(Data records for software interfaces)
..............................
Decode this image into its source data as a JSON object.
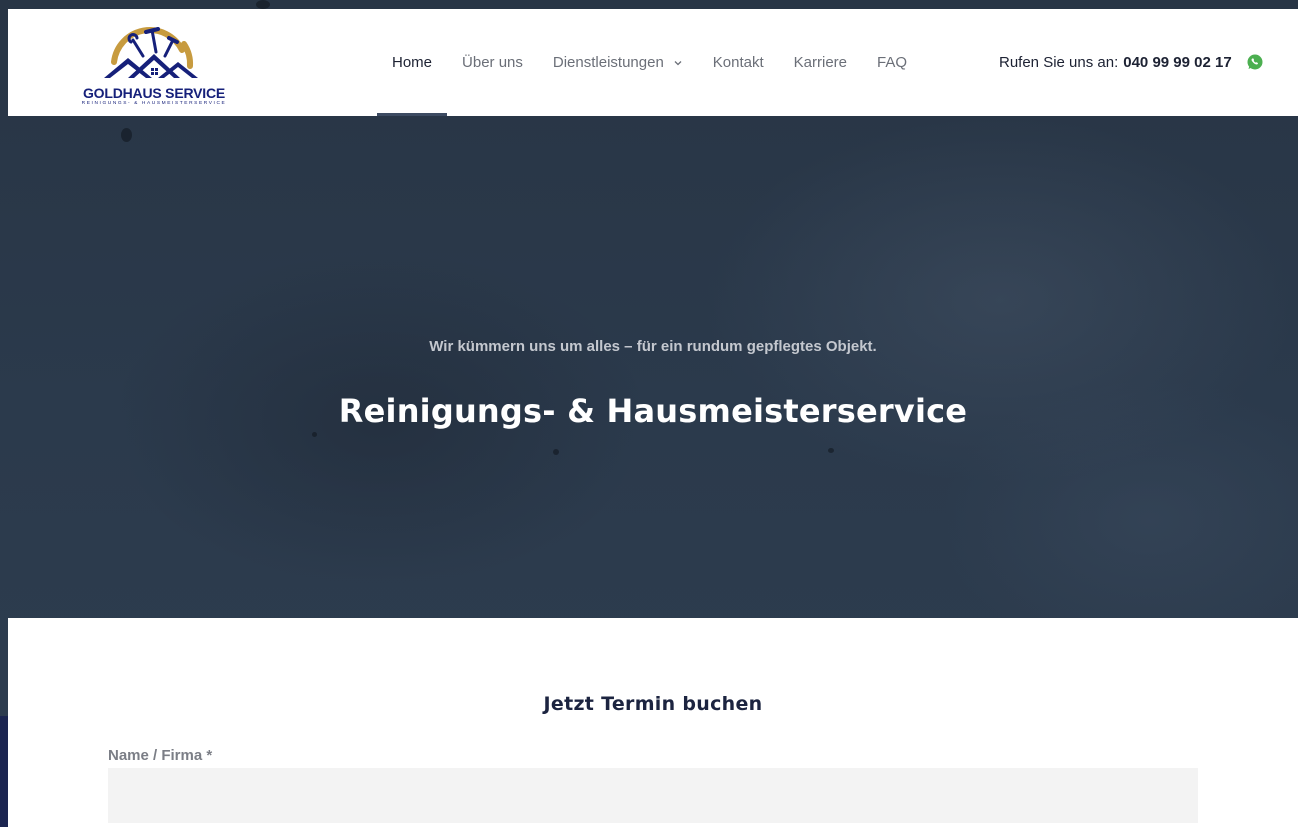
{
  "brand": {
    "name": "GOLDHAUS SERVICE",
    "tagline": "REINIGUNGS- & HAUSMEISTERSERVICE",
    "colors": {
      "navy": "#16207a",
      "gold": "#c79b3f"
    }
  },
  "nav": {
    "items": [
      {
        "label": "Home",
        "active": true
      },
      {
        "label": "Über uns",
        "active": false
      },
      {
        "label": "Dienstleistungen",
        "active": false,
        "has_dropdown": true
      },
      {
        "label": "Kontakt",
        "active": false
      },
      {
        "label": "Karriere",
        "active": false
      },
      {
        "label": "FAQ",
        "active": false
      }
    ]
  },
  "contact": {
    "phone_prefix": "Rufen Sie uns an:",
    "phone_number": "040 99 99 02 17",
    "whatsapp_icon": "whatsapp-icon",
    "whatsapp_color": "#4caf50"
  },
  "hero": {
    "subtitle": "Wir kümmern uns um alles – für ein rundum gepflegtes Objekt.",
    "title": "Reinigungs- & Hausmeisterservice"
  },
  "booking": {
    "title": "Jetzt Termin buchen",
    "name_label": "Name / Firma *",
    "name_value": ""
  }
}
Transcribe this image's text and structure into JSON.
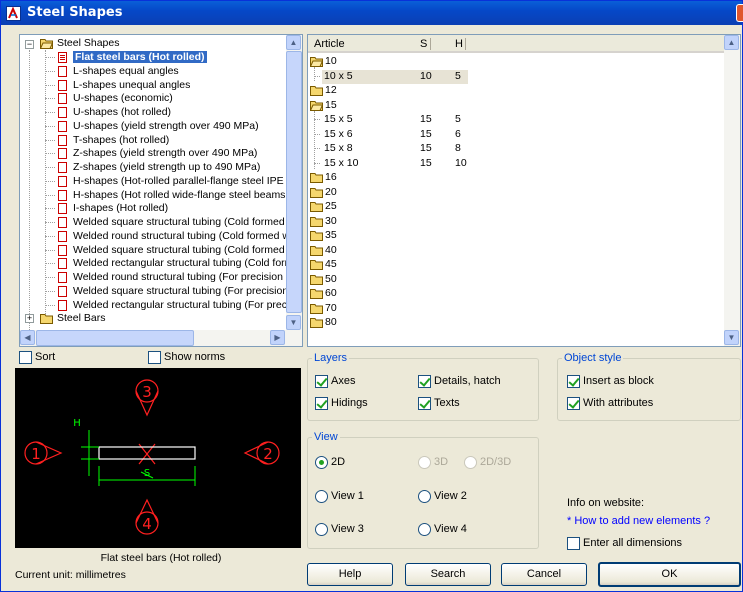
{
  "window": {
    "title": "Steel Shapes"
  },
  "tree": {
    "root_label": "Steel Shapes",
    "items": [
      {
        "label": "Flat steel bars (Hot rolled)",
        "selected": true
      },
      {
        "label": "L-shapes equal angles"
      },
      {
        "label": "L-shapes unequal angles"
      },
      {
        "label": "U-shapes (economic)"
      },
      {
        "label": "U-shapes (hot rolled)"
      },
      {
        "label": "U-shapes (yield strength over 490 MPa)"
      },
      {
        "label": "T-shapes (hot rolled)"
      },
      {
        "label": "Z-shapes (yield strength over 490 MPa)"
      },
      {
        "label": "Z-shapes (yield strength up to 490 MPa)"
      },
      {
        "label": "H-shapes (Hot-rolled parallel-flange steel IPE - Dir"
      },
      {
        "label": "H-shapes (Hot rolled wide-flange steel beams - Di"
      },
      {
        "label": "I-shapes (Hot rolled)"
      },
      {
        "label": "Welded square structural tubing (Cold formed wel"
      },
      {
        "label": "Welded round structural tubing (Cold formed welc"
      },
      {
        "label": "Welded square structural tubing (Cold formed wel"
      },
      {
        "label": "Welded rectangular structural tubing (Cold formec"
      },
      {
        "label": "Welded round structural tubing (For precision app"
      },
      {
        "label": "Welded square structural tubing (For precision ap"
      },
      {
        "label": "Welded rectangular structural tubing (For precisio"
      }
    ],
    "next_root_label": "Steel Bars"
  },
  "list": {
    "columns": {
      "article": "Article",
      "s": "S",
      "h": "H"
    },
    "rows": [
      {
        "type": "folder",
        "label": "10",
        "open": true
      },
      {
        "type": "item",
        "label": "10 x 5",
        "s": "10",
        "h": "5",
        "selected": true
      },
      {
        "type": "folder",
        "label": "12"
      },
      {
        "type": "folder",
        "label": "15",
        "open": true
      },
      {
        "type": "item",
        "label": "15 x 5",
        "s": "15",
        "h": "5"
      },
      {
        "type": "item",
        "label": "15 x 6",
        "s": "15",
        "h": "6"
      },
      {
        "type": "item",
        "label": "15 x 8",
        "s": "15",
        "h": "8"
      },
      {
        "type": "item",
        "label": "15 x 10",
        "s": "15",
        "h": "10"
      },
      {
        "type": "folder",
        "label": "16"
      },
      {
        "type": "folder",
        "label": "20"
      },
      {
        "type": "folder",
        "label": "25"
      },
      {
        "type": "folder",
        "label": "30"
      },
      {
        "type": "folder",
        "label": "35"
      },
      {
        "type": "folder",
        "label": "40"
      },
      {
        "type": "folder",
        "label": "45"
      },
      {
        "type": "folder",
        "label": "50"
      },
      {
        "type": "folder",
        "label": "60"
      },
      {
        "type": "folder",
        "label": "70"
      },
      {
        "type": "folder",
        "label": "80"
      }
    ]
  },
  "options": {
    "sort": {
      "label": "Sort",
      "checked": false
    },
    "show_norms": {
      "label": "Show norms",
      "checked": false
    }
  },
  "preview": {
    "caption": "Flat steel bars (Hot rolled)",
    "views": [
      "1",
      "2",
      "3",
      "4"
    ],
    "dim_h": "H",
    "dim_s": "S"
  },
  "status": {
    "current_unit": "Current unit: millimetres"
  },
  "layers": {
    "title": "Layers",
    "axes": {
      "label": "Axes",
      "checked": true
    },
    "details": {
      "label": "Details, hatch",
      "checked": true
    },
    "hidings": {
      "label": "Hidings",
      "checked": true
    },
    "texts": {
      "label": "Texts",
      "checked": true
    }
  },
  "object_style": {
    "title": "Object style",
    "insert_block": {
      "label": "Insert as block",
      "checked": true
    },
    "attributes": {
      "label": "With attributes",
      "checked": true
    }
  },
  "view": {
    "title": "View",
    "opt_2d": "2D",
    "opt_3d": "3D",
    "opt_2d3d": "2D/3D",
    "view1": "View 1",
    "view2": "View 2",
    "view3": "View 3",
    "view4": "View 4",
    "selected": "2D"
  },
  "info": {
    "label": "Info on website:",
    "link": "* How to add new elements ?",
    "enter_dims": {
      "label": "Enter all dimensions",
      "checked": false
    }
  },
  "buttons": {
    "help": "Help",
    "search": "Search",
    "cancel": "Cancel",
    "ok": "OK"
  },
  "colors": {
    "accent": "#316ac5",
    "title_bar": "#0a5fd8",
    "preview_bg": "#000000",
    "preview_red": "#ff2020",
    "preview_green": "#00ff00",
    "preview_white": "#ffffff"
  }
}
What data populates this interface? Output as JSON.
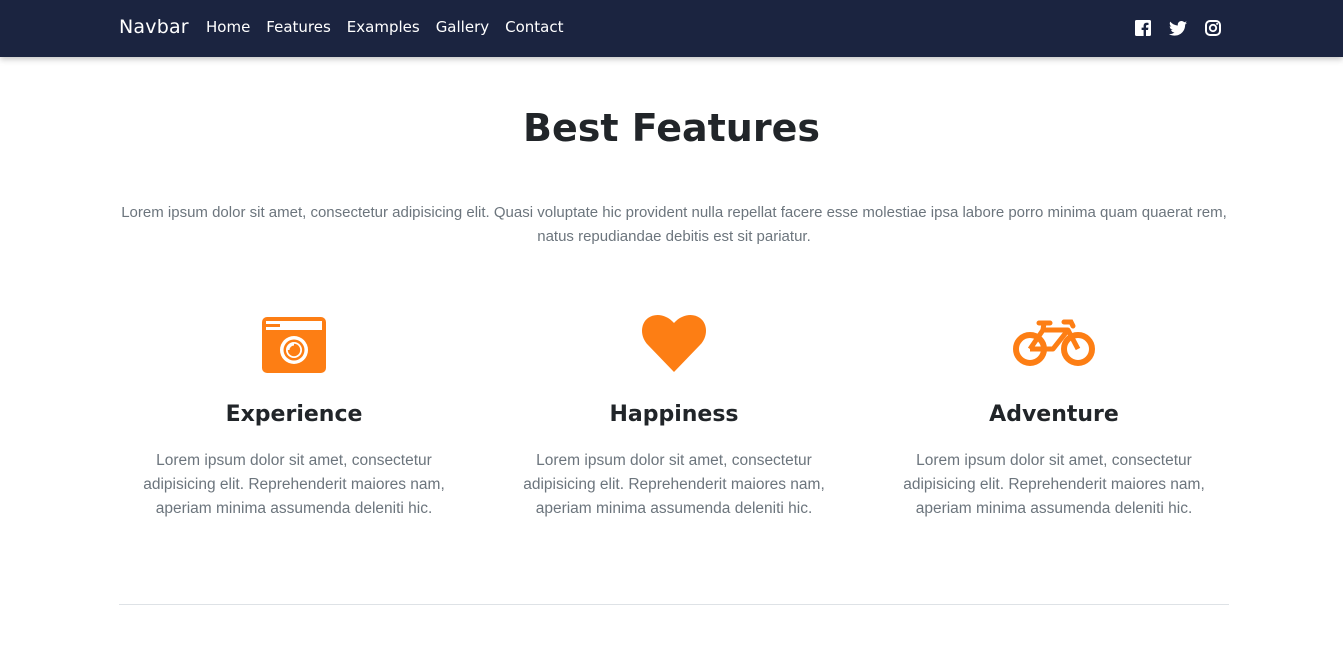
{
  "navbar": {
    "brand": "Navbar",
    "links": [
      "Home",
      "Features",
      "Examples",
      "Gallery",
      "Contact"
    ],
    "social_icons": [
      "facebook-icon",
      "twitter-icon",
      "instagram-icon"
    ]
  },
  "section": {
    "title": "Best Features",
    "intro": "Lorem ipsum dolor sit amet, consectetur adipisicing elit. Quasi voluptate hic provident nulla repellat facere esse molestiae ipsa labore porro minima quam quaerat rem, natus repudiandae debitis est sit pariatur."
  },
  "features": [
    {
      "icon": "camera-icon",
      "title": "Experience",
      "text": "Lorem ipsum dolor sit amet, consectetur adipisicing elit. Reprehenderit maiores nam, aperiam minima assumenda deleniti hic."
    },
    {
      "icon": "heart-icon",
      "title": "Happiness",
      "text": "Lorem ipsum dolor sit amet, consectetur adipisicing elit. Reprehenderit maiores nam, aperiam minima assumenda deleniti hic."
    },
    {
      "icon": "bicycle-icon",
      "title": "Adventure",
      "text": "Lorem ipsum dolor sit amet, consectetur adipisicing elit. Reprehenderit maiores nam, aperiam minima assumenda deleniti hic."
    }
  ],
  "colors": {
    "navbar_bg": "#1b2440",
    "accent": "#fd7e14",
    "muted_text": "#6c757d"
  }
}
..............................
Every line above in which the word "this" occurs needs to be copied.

Written reply —
Decode this image into its source data as a JSON object.
Transcribe this image's text and structure into JSON.
What data populates this interface? Output as JSON.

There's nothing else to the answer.